* **EXERCISE REQUIREMENTS**
Reprint the full listing exactly.
= = =
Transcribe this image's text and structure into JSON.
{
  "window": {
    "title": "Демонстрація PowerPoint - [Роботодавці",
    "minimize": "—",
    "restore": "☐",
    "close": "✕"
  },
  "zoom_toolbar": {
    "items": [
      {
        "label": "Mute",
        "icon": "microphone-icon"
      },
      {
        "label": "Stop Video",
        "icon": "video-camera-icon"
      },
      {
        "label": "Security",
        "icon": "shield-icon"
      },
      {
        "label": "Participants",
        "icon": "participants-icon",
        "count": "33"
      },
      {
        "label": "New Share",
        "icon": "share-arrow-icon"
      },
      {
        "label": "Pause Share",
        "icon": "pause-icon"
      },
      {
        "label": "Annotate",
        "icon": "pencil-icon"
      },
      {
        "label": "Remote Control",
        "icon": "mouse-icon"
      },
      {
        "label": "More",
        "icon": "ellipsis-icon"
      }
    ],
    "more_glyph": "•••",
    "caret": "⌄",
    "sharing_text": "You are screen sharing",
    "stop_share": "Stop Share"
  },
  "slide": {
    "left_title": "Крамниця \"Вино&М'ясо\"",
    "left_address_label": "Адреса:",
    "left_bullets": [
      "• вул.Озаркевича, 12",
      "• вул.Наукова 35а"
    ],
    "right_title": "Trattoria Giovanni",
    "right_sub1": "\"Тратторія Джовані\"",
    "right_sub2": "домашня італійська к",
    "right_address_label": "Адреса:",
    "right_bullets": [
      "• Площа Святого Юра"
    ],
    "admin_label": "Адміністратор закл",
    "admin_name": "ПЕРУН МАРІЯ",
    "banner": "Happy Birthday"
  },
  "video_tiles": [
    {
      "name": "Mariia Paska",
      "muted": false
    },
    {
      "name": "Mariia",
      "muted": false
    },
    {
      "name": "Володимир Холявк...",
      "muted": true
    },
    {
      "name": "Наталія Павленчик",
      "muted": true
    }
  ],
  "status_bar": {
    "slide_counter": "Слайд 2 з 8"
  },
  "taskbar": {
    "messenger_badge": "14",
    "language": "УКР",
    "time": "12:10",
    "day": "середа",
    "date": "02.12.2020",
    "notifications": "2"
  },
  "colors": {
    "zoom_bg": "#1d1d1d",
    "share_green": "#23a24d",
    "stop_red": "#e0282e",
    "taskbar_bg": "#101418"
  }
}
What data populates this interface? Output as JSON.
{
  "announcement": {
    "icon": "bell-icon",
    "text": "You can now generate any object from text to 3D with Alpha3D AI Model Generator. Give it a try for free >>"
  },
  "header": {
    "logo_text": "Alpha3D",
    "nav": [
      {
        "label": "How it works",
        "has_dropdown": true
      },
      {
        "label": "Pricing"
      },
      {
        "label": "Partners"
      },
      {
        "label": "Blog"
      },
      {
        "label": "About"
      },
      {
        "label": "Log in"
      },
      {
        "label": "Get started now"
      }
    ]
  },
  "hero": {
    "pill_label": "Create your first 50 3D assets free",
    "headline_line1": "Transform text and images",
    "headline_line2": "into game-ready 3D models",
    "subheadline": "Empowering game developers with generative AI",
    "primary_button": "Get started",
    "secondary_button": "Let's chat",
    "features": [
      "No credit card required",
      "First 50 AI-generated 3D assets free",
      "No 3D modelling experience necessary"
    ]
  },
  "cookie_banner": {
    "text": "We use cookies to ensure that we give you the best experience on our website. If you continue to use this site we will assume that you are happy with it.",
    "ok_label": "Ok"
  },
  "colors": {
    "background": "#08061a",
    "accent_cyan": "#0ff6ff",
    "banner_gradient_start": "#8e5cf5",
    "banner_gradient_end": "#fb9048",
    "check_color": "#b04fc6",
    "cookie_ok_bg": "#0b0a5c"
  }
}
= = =
* **YOUR RESPONSE**
Transcribe this image's text and structure into JSON.
{
  "window": {
    "title": "Демонстрація PowerPoint - [Роботодавці",
    "minimize": "—",
    "restore": "☐",
    "close": "✕"
  },
  "zoom_toolbar": {
    "items": [
      {
        "label": "Mute",
        "icon": "microphone-icon"
      },
      {
        "label": "Stop Video",
        "icon": "video-camera-icon"
      },
      {
        "label": "Security",
        "icon": "shield-icon"
      },
      {
        "label": "Participants",
        "icon": "participants-icon",
        "count": "33"
      },
      {
        "label": "New Share",
        "icon": "share-arrow-icon"
      },
      {
        "label": "Pause Share",
        "icon": "pause-icon"
      },
      {
        "label": "Annotate",
        "icon": "pencil-icon"
      },
      {
        "label": "Remote Control",
        "icon": "mouse-icon"
      },
      {
        "label": "More",
        "icon": "ellipsis-icon"
      }
    ],
    "more_glyph": "•••",
    "caret": "⌄",
    "sharing_text": "You are screen sharing",
    "stop_share": "Stop Share"
  },
  "slide": {
    "left_title": "Крамниця \"Вино&М'ясо\"",
    "left_address_label": "Адреса:",
    "left_bullets": [
      "• вул.Озаркевича, 12",
      "• вул.Наукова 35а"
    ],
    "right_title": "Trattoria Giovanni",
    "right_sub1": "\"Тратторія Джовані\"",
    "right_sub2": "домашня італійська к",
    "right_address_label": "Адреса:",
    "right_bullets": [
      "• Площа Святого Юра"
    ],
    "admin_label": "Адміністратор закл",
    "admin_name": "ПЕРУН МАРІЯ",
    "banner": "Happy Birthday"
  },
  "video_tiles": [
    {
      "name": "Mariia Paska",
      "muted": false
    },
    {
      "name": "Mariia",
      "muted": false
    },
    {
      "name": "Володимир Холявк...",
      "muted": true
    },
    {
      "name": "Наталія Павленчик",
      "muted": true
    }
  ],
  "status_bar": {
    "slide_counter": "Слайд 2 з 8"
  },
  "taskbar": {
    "messenger_badge": "14",
    "language": "УКР",
    "time": "12:10",
    "day": "середа",
    "date": "02.12.2020",
    "notifications": "2"
  },
  "colors": {
    "zoom_bg": "#1d1d1d",
    "share_green": "#23a24d",
    "stop_red": "#e0282e",
    "taskbar_bg": "#101418"
  }
}
What data populates this interface? Output as JSON.
{
  "announcement": {
    "icon": "bell-icon",
    "text": "You can now generate any object from text to 3D with Alpha3D AI Model Generator. Give it a try for free >>"
  },
  "header": {
    "logo_text": "Alpha3D",
    "nav": [
      {
        "label": "How it works",
        "has_dropdown": true
      },
      {
        "label": "Pricing"
      },
      {
        "label": "Partners"
      },
      {
        "label": "Blog"
      },
      {
        "label": "About"
      },
      {
        "label": "Log in"
      },
      {
        "label": "Get started now"
      }
    ]
  },
  "hero": {
    "pill_label": "Create your first 50 3D assets free",
    "headline_line1": "Transform text and images",
    "headline_line2": "into game-ready 3D models",
    "subheadline": "Empowering game developers with generative AI",
    "primary_button": "Get started",
    "secondary_button": "Let's chat",
    "features": [
      "No credit card required",
      "First 50 AI-generated 3D assets free",
      "No 3D modelling experience necessary"
    ]
  },
  "cookie_banner": {
    "text": "We use cookies to ensure that we give you the best experience on our website. If you continue to use this site we will assume that you are happy with it.",
    "ok_label": "Ok"
  },
  "colors": {
    "background": "#08061a",
    "accent_cyan": "#0ff6ff",
    "banner_gradient_start": "#8e5cf5",
    "banner_gradient_end": "#fb9048",
    "check_color": "#b04fc6",
    "cookie_ok_bg": "#0b0a5c"
  }
}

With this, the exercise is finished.